→ What to work on
The answer should be each line from the entries below that has the word "this" in it.
[Records provided Boundary: Start]
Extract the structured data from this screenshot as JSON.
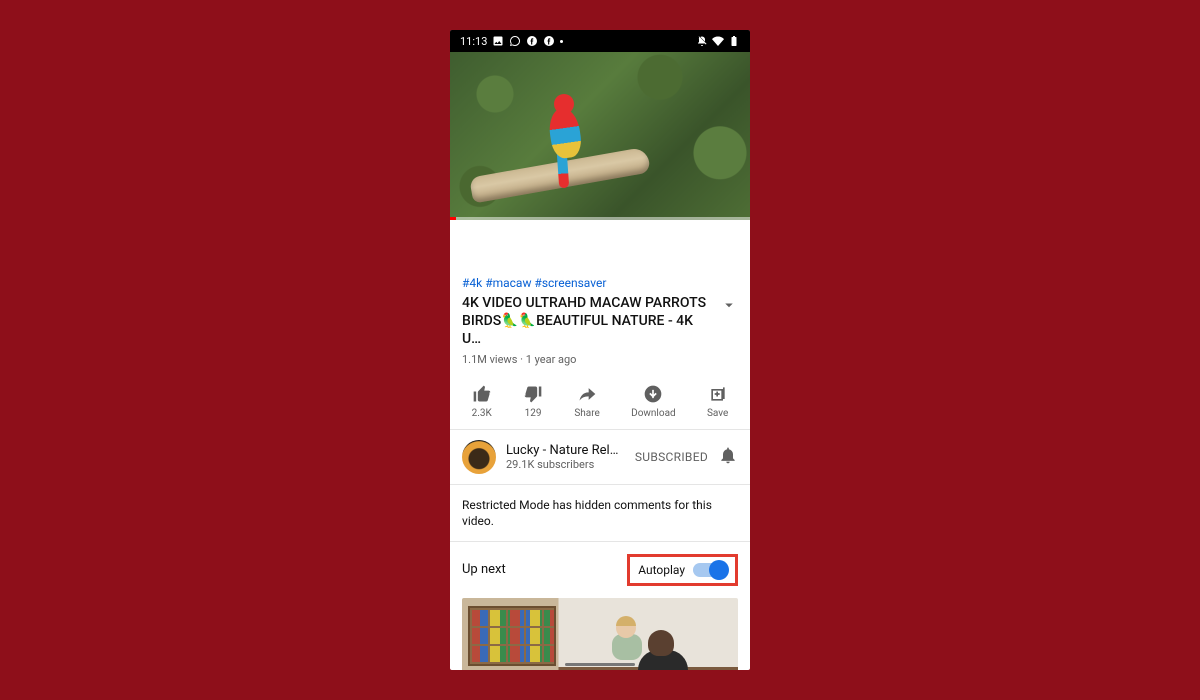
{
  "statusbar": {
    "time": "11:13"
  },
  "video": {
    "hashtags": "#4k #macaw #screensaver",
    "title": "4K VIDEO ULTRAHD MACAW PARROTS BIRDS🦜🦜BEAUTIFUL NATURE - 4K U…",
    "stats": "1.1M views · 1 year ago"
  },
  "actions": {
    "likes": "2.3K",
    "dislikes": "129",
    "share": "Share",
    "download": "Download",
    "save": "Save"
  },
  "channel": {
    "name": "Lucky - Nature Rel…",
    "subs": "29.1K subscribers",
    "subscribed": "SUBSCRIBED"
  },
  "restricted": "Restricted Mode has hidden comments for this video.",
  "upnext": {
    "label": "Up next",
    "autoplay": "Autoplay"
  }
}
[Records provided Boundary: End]
→ Answer below
Extract the structured data from this screenshot as JSON.
  "restricted": "Restricted Mode has hidden comments for this video.",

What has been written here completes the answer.